What is being asked: Word for word, restate each of the records below.

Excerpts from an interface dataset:
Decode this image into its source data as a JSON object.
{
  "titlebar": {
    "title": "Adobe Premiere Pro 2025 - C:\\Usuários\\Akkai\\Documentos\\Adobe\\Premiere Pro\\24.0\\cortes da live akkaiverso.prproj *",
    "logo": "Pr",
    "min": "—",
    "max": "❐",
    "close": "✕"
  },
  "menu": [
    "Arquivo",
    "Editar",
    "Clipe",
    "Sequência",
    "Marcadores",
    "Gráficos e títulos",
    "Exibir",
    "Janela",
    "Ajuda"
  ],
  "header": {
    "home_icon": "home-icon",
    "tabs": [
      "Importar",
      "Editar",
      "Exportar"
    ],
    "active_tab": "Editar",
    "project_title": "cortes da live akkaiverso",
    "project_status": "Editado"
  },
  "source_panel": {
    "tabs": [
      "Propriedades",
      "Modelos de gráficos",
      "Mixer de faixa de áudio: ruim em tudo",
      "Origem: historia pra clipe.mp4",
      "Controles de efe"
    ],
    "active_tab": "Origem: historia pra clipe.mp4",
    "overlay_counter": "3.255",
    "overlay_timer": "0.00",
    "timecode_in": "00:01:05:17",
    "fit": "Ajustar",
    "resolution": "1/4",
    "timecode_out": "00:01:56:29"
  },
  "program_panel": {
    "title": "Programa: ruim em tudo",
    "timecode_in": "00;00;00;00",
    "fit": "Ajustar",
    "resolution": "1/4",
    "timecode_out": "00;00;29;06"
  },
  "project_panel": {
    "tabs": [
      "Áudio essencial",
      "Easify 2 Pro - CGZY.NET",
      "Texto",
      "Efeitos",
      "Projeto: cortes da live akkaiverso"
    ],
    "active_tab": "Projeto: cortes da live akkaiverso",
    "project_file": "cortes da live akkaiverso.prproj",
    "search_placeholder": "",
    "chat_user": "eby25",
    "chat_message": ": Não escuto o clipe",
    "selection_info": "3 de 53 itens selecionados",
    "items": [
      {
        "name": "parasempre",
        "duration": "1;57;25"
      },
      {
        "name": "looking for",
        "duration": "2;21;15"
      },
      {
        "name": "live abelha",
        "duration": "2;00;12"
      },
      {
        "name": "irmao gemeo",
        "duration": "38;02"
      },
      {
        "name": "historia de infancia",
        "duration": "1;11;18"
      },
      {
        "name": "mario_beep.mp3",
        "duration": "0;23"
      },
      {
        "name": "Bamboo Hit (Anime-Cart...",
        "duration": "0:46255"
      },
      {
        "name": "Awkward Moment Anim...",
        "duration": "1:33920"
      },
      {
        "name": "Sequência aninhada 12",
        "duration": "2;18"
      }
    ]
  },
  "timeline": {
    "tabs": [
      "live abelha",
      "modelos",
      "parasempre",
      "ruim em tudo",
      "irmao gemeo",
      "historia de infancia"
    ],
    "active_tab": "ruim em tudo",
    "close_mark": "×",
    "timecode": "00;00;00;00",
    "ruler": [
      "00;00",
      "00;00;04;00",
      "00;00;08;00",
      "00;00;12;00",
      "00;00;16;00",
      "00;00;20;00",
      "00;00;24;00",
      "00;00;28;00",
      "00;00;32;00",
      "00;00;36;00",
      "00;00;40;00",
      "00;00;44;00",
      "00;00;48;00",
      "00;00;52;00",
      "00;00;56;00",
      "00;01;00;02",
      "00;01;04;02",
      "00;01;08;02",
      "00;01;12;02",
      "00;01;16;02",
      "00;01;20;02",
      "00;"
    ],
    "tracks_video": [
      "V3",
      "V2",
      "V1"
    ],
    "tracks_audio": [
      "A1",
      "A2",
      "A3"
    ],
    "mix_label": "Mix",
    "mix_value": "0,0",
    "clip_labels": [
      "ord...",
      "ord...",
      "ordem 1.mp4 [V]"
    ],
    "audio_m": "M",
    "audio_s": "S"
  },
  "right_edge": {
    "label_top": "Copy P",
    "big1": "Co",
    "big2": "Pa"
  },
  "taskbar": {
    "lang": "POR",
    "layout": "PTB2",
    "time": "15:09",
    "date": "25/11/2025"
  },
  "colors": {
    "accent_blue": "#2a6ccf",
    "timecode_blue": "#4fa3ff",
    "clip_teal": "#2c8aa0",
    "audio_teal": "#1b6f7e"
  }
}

Answer section:
Decode this image into its source data as a JSON object.
{
  "titlebar": {
    "title": "Adobe Premiere Pro 2025 - C:\\Usuários\\Akkai\\Documentos\\Adobe\\Premiere Pro\\24.0\\cortes da live akkaiverso.prproj *",
    "logo": "Pr",
    "min": "—",
    "max": "❐",
    "close": "✕"
  },
  "menu": [
    "Arquivo",
    "Editar",
    "Clipe",
    "Sequência",
    "Marcadores",
    "Gráficos e títulos",
    "Exibir",
    "Janela",
    "Ajuda"
  ],
  "header": {
    "home_icon": "home-icon",
    "tabs": [
      "Importar",
      "Editar",
      "Exportar"
    ],
    "active_tab": "Editar",
    "project_title": "cortes da live akkaiverso",
    "project_status": "Editado"
  },
  "source_panel": {
    "tabs": [
      "Propriedades",
      "Modelos de gráficos",
      "Mixer de faixa de áudio: ruim em tudo",
      "Origem: historia pra clipe.mp4",
      "Controles de efe"
    ],
    "active_tab": "Origem: historia pra clipe.mp4",
    "overlay_counter": "3.255",
    "overlay_timer": "0.00",
    "timecode_in": "00:01:05:17",
    "fit": "Ajustar",
    "resolution": "1/4",
    "timecode_out": "00:01:56:29"
  },
  "program_panel": {
    "title": "Programa: ruim em tudo",
    "timecode_in": "00;00;00;00",
    "fit": "Ajustar",
    "resolution": "1/4",
    "timecode_out": "00;00;29;06"
  },
  "project_panel": {
    "tabs": [
      "Áudio essencial",
      "Easify 2 Pro - CGZY.NET",
      "Texto",
      "Efeitos",
      "Projeto: cortes da live akkaiverso"
    ],
    "active_tab": "Projeto: cortes da live akkaiverso",
    "project_file": "cortes da live akkaiverso.prproj",
    "search_placeholder": "",
    "chat_user": "eby25",
    "chat_message": ": Não escuto o clipe",
    "selection_info": "3 de 53 itens selecionados",
    "items": [
      {
        "name": "parasempre",
        "duration": "1;57;25"
      },
      {
        "name": "looking for",
        "duration": "2;21;15"
      },
      {
        "name": "live abelha",
        "duration": "2;00;12"
      },
      {
        "name": "irmao gemeo",
        "duration": "38;02"
      },
      {
        "name": "historia de infancia",
        "duration": "1;11;18"
      },
      {
        "name": "mario_beep.mp3",
        "duration": "0;23"
      },
      {
        "name": "Bamboo Hit (Anime-Cart...",
        "duration": "0:46255"
      },
      {
        "name": "Awkward Moment Anim...",
        "duration": "1:33920"
      },
      {
        "name": "Sequência aninhada 12",
        "duration": "2;18"
      }
    ]
  },
  "timeline": {
    "tabs": [
      "live abelha",
      "modelos",
      "parasempre",
      "ruim em tudo",
      "irmao gemeo",
      "historia de infancia"
    ],
    "active_tab": "ruim em tudo",
    "close_mark": "×",
    "timecode": "00;00;00;00",
    "ruler": [
      "00;00",
      "00;00;04;00",
      "00;00;08;00",
      "00;00;12;00",
      "00;00;16;00",
      "00;00;20;00",
      "00;00;24;00",
      "00;00;28;00",
      "00;00;32;00",
      "00;00;36;00",
      "00;00;40;00",
      "00;00;44;00",
      "00;00;48;00",
      "00;00;52;00",
      "00;00;56;00",
      "00;01;00;02",
      "00;01;04;02",
      "00;01;08;02",
      "00;01;12;02",
      "00;01;16;02",
      "00;01;20;02",
      "00;"
    ],
    "tracks_video": [
      "V3",
      "V2",
      "V1"
    ],
    "tracks_audio": [
      "A1",
      "A2",
      "A3"
    ],
    "mix_label": "Mix",
    "mix_value": "0,0",
    "clip_labels": [
      "ord...",
      "ord...",
      "ordem 1.mp4 [V]"
    ],
    "audio_m": "M",
    "audio_s": "S"
  },
  "right_edge": {
    "label_top": "Copy P",
    "big1": "Co",
    "big2": "Pa"
  },
  "taskbar": {
    "lang": "POR",
    "layout": "PTB2",
    "time": "15:09",
    "date": "25/11/2025"
  },
  "colors": {
    "accent_blue": "#2a6ccf",
    "timecode_blue": "#4fa3ff",
    "clip_teal": "#2c8aa0",
    "audio_teal": "#1b6f7e"
  }
}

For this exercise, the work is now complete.